__Instructions for the task__.
All the records that follow need to be reproduced exactly. Omit the images.

__Input data__.
◆ ◆ ◆ ◆ ◆ ◆ ◆

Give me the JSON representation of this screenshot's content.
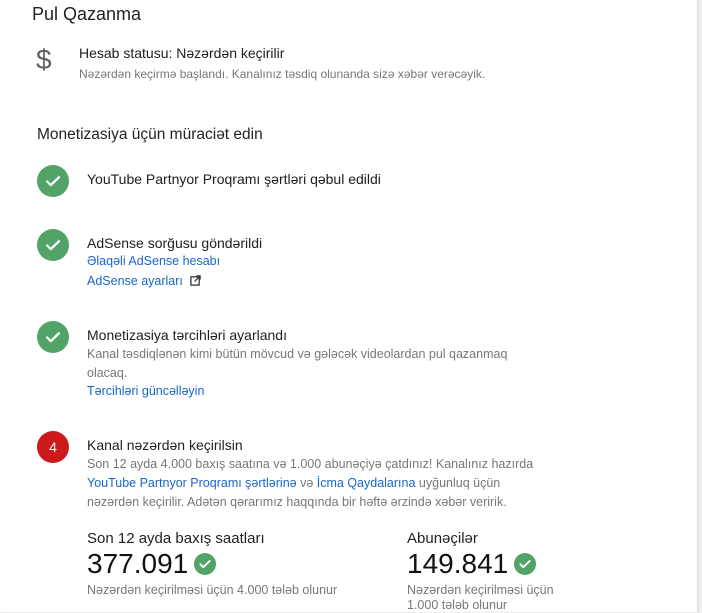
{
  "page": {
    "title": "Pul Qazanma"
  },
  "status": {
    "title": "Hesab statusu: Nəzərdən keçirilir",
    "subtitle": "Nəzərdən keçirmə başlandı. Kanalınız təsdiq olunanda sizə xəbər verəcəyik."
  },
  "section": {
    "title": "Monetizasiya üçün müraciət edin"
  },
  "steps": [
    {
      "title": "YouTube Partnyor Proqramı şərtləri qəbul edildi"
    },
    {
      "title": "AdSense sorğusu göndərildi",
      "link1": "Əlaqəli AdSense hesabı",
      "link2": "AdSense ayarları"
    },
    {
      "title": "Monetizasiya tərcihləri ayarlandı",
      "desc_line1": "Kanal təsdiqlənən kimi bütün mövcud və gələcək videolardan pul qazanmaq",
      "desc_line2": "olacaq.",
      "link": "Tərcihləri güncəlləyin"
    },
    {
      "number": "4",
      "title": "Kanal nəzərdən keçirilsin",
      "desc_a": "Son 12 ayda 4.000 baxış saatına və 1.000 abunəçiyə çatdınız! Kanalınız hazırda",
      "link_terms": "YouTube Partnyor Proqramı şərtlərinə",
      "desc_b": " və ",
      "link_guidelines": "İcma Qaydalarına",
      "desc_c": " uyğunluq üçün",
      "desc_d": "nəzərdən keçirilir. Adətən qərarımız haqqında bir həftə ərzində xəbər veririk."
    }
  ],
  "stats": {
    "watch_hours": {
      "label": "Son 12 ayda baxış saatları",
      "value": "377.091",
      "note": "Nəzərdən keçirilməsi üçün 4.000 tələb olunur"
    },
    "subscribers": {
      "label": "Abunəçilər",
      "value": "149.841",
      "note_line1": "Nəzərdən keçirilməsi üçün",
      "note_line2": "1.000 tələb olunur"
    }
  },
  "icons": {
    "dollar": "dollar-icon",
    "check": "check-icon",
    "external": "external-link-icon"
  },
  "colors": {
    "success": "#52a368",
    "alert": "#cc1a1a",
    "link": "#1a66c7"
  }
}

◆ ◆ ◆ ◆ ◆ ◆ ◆

__Result for this exercise__.
Give me the JSON representation of this screenshot's content.
{
  "page": {
    "title": "Pul Qazanma"
  },
  "status": {
    "title": "Hesab statusu: Nəzərdən keçirilir",
    "subtitle": "Nəzərdən keçirmə başlandı. Kanalınız təsdiq olunanda sizə xəbər verəcəyik."
  },
  "section": {
    "title": "Monetizasiya üçün müraciət edin"
  },
  "steps": [
    {
      "title": "YouTube Partnyor Proqramı şərtləri qəbul edildi"
    },
    {
      "title": "AdSense sorğusu göndərildi",
      "link1": "Əlaqəli AdSense hesabı",
      "link2": "AdSense ayarları"
    },
    {
      "title": "Monetizasiya tərcihləri ayarlandı",
      "desc_line1": "Kanal təsdiqlənən kimi bütün mövcud və gələcək videolardan pul qazanmaq",
      "desc_line2": "olacaq.",
      "link": "Tərcihləri güncəlləyin"
    },
    {
      "number": "4",
      "title": "Kanal nəzərdən keçirilsin",
      "desc_a": "Son 12 ayda 4.000 baxış saatına və 1.000 abunəçiyə çatdınız! Kanalınız hazırda",
      "link_terms": "YouTube Partnyor Proqramı şərtlərinə",
      "desc_b": " və ",
      "link_guidelines": "İcma Qaydalarına",
      "desc_c": " uyğunluq üçün",
      "desc_d": "nəzərdən keçirilir. Adətən qərarımız haqqında bir həftə ərzində xəbər veririk."
    }
  ],
  "stats": {
    "watch_hours": {
      "label": "Son 12 ayda baxış saatları",
      "value": "377.091",
      "note": "Nəzərdən keçirilməsi üçün 4.000 tələb olunur"
    },
    "subscribers": {
      "label": "Abunəçilər",
      "value": "149.841",
      "note_line1": "Nəzərdən keçirilməsi üçün",
      "note_line2": "1.000 tələb olunur"
    }
  },
  "icons": {
    "dollar": "dollar-icon",
    "check": "check-icon",
    "external": "external-link-icon"
  },
  "colors": {
    "success": "#52a368",
    "alert": "#cc1a1a",
    "link": "#1a66c7"
  }
}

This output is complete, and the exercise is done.